Ph.D. candidate in Latin American history, UC San Diego
Residency: September 2016 – May 2017
Research Project: Constructing the Nation: Zapotec Indians and Customary Law in Postcolonial Oaxaca, 1857-1917
Research Interests: state formation, citizenship, popular politics, indigeneity, social movements and autonomy
Luis Sánchez-López is a Zapotec (Benizaa) historian from Tlacolula de Matamoros, Oaxaca, Mexico, who has conducted research in various archives and special collections libraries in the U.S. and Mexico. He holds a B.A. in history from UCLA and an M.A. in Latin American history from UC San Diego.

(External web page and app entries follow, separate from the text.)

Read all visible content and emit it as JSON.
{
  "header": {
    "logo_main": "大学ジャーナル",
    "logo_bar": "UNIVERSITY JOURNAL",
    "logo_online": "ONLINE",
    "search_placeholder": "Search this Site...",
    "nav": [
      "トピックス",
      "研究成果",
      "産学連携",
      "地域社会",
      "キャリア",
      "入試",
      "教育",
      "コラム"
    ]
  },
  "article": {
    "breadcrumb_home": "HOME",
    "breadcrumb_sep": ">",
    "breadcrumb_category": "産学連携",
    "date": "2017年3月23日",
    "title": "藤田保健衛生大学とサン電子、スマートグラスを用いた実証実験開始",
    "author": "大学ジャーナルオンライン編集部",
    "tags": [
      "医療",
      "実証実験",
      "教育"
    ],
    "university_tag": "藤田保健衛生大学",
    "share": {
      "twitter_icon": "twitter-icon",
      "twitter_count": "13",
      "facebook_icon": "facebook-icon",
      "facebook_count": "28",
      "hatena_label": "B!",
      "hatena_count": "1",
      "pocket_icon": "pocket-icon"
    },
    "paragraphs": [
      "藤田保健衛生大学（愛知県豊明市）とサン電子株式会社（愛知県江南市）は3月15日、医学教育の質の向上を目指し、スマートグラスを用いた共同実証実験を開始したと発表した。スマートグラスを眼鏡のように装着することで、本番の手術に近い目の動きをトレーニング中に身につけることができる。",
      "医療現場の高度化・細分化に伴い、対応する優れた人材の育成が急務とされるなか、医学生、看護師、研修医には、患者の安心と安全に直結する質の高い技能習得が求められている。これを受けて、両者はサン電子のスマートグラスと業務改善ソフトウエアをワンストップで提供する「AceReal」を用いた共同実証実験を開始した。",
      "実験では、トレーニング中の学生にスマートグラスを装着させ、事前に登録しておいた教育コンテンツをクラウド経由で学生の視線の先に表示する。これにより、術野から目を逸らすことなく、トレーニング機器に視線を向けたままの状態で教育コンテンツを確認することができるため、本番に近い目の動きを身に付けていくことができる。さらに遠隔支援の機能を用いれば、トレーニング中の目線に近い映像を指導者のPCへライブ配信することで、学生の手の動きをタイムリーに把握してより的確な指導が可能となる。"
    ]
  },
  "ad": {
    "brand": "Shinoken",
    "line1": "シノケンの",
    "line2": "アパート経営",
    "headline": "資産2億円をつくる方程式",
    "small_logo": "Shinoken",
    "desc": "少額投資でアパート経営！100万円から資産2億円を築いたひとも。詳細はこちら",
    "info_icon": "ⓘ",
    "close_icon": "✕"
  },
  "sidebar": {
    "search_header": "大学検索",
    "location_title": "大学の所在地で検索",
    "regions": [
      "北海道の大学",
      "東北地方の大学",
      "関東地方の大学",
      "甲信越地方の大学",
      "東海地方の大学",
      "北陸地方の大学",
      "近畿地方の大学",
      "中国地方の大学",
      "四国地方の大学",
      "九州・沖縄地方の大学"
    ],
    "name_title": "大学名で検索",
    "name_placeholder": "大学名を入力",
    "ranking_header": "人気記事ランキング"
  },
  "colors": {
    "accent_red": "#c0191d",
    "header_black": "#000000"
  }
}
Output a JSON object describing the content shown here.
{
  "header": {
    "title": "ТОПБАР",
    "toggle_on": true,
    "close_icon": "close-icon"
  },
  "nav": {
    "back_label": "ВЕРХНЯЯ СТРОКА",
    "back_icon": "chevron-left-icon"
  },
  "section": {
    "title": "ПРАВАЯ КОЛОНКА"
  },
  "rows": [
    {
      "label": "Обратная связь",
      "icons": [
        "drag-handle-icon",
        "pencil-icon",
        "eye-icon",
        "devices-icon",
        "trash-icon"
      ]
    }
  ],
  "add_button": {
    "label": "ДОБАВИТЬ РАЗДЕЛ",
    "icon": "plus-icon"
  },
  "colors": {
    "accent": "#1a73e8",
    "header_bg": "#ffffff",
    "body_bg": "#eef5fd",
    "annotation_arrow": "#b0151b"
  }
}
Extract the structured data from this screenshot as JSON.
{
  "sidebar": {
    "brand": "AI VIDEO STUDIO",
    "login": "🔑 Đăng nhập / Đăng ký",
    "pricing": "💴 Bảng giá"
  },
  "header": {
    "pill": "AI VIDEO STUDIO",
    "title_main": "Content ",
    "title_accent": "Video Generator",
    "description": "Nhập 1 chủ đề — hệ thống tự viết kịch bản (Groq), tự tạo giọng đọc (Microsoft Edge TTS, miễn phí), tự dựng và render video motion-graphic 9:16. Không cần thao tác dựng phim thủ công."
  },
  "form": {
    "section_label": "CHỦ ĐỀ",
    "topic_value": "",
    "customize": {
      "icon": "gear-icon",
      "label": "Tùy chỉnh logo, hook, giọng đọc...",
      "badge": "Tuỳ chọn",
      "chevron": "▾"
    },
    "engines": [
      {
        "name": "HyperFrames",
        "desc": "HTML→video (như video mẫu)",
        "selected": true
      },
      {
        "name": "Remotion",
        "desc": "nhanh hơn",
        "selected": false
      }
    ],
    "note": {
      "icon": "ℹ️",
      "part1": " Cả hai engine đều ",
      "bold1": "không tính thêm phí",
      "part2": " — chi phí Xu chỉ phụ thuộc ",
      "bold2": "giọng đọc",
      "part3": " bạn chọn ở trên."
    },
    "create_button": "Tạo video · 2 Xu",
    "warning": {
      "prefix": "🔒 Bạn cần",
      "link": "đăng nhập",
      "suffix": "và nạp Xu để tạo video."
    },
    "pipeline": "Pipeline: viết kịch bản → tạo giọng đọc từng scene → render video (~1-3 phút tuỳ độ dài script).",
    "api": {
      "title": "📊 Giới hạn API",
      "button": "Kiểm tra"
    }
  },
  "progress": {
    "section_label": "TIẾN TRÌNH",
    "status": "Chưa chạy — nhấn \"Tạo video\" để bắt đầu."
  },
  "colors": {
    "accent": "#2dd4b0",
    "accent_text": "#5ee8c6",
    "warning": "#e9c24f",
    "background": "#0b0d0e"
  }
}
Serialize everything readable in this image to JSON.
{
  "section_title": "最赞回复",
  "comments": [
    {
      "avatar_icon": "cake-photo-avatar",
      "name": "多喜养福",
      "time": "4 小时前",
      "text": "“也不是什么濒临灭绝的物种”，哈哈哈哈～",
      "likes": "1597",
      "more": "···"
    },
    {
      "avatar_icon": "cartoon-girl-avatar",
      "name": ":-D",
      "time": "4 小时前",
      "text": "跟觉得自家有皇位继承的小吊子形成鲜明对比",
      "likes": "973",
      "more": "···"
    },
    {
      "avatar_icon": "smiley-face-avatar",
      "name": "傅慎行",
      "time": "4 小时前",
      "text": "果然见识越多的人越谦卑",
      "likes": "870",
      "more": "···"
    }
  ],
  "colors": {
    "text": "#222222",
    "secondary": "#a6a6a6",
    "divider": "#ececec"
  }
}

His dissertation traces the evolution of indigenous republicanism among the Zapotec Indians of Oaxaca from the mid-19th century to the Mexican Revolution of 1910. When Oaxaca’s state government granted municipalities the right to create their own municipal ordinances in 1857, Sánchez-López argues it paved the way for the development of a “customary law regime,” a form of governance that allowed statesmen to incorporate indigenous communities into the nation by recognizing their traditional forms of local rule. Despite this political incorporation, however, Sánchez-López notes state actors continued to view Indians as “uncivilized” and, therefore, unfit for citizenship.